The days are blurring into each other, I don’t even remember how many days I have already been here. All I know is that it took 3 days to build a damn propane cage and that made me pissy! It has been tough picking up stick welding when I have only done it once or twice and making a precise “thing” with it. Things are moving along much smoother now.
I began working in Gordon’s cousin’s “factory,” or as us Yanks know it, “metal shop” on Monday June 16, 2008. There were three men doing all the building and one lady who acted as an administrator. Of course, I did not understand a word anyone was saying around me. The only way I could communicate was by hand gestures and relying on someone with a shred of English language knowledge to help me out.
For the first two days I was making horrible welds and finally I got off my silly thoughts that everyone in the workshop was amusing themselves by watching me flail and asked for some help from one of the resident welders. He showed me that I was not feeding the stick into the puddle enough and once I got that – BAM! I was back in action again. I am still not perfect, but I can manage to make it “stick.”
My assistant Cleo has been a great sport and a very loyal worker. She has been getting to the Dream Community earlier than her usual rising time, i.e. 8:40 to get to work by 9a. Poor thing! She had no idea what she was getting herself into when she volunteered to help me. Anyhow, she speaks very little English, but to prove her dedication to being the best assistant ever, I found her studying words that would be pertinent to our project, such as “hammer” and “tape measure.” I was totally touched by that.
It was really rough the first few days, because she had no idea what was going on and even less of an idea of what the heck I was going on about. She would turn to me with a lost look in her eyes and shrug her shoulders as if to say, “I don’t know what you are saying…” In fact, I was so excited to get things moving that I failed to see how important it was to delegate and press the necessity for more “helpers” and ended up spending a chunk of time struggling with something that I didn’t have to struggle with. But I did build a bad ass propane cage!! Now, the only thing left was to attach it to the flat bed and body of the truck. The flat bed is galvanized, so I figured I couldn’t weld to it since the propane cage is steel and the body of the truck is very thin sheet metal so it just kept burning through. I figured I could bolt the cage to the truck and the flat bed.
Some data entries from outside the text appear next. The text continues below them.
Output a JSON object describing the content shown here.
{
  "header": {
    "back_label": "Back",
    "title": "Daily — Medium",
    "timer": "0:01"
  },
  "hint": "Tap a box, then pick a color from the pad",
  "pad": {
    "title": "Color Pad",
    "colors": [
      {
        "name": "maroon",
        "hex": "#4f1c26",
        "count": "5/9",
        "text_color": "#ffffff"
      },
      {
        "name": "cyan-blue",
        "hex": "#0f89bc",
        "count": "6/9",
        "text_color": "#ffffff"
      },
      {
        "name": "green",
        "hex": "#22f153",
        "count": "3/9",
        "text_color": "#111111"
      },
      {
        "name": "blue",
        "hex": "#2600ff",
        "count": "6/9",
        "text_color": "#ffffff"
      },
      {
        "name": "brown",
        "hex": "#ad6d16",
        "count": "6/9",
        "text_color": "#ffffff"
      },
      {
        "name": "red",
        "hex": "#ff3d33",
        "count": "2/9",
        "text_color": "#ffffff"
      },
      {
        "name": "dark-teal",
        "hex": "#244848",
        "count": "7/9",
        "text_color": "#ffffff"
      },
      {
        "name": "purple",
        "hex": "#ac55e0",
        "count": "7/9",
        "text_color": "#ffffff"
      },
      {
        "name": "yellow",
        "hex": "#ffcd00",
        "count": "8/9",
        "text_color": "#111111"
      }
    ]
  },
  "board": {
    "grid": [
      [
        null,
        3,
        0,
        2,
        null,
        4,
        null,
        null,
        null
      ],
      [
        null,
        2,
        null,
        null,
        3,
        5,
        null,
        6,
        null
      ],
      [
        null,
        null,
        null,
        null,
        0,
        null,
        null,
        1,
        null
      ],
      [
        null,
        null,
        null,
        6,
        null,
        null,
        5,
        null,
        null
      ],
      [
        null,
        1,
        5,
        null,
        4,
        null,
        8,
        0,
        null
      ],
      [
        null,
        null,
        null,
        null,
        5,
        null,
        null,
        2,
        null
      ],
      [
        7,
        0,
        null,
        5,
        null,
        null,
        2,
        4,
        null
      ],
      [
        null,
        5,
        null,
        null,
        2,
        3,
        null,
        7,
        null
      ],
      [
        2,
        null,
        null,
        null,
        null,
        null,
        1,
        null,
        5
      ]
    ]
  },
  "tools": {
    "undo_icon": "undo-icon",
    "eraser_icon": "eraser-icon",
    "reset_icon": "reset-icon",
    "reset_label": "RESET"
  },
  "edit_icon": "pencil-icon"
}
The next day, we hired a professional fabricator to come in and help me. He said that it would be no problem to weld to the flat bed!! He proceeded to stick weld steel to galvanized! I had no idea. He also said that it is no problem to stick weld stainless to regular steel!! This was the first time I had ever heard of such a thing.
So we welded the propane cage to the flat bed and began building the internal structure of the body. By the end of the day we had the structure built! We were ahead of schedule by one day. Yeayyy!
Next day we began building the body! I kept telling Cleo that up until now we had been doing the boring stuff, but the fun is just about to begin. She was very happy about that. By this time, Cleo was familiar with the chop saw, the horizontal saw,the grinder and a little bit of welding. She really likes the horizontal saw.
Atsan, the guy helping me build the sculpture is a contractor/fabricator that speaks no English and works in a factory making industrial parts. This is the first time he has worked with a woman and is making art, so naturally, he was very confused by what I was asking him to do. Our method of communication is the funniest. We both understand each other, so we communicate by hand gestures, numbers and pictures. Sometimes, specially when it is a challenging part of the sculpture, this gets to be difficult. Those are the times when I wish my Girls were with me…
After one week of building, working everyday, we have gotten the feet, legs and forearms done and Atsan is also getting my working style and what I am out to accomplish with the sculpture. Also after one week of building, we had to relocate, because it was too damn hot working under a tent in front of the factory and we were disrupting the work flow of the guys working there (sound familiar Swarming Locust Girls?). So, we moved back to the workshop in the Dream Community and so far so good, we have tripped the breaker only one time.